What this task involves> Filter these entries so that only lines with the word "time" remain.

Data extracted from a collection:

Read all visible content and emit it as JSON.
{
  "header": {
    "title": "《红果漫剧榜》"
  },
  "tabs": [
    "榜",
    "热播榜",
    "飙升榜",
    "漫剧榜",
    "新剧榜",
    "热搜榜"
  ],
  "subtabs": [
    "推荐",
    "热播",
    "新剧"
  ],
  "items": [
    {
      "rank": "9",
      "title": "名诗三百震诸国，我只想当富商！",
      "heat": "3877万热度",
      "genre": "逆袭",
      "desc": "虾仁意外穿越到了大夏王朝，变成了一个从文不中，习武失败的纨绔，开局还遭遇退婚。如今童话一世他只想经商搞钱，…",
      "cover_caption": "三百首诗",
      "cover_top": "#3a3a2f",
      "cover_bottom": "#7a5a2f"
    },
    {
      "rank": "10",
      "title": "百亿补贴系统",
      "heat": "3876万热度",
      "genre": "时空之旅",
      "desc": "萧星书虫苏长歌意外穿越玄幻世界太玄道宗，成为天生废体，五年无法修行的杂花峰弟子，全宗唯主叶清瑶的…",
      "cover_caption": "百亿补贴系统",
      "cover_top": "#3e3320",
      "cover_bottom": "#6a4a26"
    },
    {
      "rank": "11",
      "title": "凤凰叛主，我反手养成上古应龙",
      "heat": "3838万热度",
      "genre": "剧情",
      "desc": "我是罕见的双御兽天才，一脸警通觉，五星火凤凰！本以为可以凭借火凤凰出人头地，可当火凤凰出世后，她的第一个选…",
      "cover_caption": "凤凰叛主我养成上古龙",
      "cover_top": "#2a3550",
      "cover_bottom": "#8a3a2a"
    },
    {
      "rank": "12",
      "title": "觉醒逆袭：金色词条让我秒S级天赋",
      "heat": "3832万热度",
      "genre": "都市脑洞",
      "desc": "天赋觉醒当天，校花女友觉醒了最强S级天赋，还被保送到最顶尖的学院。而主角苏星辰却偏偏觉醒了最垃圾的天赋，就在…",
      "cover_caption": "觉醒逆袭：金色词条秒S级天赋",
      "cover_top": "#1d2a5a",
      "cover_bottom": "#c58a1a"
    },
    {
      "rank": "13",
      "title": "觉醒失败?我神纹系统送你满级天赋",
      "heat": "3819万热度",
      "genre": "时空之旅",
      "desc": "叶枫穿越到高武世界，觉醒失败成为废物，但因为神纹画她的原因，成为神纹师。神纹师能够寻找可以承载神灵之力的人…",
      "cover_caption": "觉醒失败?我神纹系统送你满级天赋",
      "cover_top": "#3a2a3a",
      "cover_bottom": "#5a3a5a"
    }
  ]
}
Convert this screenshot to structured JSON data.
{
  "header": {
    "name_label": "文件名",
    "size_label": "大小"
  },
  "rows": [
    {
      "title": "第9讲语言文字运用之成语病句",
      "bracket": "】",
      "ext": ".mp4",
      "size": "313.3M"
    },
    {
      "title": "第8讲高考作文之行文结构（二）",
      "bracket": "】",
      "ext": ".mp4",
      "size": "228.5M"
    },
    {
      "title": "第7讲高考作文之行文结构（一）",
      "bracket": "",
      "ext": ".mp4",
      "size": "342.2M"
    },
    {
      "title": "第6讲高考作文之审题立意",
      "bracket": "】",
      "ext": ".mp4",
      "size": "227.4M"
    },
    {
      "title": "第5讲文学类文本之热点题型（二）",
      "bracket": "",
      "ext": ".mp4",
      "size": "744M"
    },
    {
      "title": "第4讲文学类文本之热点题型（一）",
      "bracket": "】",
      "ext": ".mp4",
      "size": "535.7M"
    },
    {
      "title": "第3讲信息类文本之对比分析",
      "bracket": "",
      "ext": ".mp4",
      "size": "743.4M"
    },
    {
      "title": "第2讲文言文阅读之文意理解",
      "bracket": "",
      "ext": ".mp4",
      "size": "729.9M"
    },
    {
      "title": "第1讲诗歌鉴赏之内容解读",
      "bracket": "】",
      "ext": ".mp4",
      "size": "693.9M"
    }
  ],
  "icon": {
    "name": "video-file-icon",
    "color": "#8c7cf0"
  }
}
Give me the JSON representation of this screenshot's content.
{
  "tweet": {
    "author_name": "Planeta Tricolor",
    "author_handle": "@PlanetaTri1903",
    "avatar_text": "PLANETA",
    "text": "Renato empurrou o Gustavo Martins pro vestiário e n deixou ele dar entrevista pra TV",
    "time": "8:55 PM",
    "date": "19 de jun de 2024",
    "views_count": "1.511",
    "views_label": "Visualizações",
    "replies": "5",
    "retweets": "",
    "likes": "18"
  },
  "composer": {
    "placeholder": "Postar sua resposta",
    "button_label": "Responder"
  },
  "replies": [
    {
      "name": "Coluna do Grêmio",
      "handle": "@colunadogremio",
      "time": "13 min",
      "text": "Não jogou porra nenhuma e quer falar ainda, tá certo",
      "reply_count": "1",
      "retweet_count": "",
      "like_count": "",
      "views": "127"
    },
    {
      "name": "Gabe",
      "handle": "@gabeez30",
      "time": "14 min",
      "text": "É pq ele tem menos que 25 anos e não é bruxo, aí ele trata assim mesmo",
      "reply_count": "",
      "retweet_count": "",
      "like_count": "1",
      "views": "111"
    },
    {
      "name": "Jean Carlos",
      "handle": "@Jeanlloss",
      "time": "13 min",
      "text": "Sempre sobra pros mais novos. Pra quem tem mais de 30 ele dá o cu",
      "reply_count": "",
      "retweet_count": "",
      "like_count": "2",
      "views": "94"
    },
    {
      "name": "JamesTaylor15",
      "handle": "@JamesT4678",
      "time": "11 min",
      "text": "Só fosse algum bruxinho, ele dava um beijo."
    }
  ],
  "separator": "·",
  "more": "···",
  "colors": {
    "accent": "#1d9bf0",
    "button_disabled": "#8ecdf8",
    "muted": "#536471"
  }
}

Exercise solution>
    "time": "8:55 PM",
      "time": "13 min",
      "time": "14 min",
      "time": "13 min",
      "time": "11 min",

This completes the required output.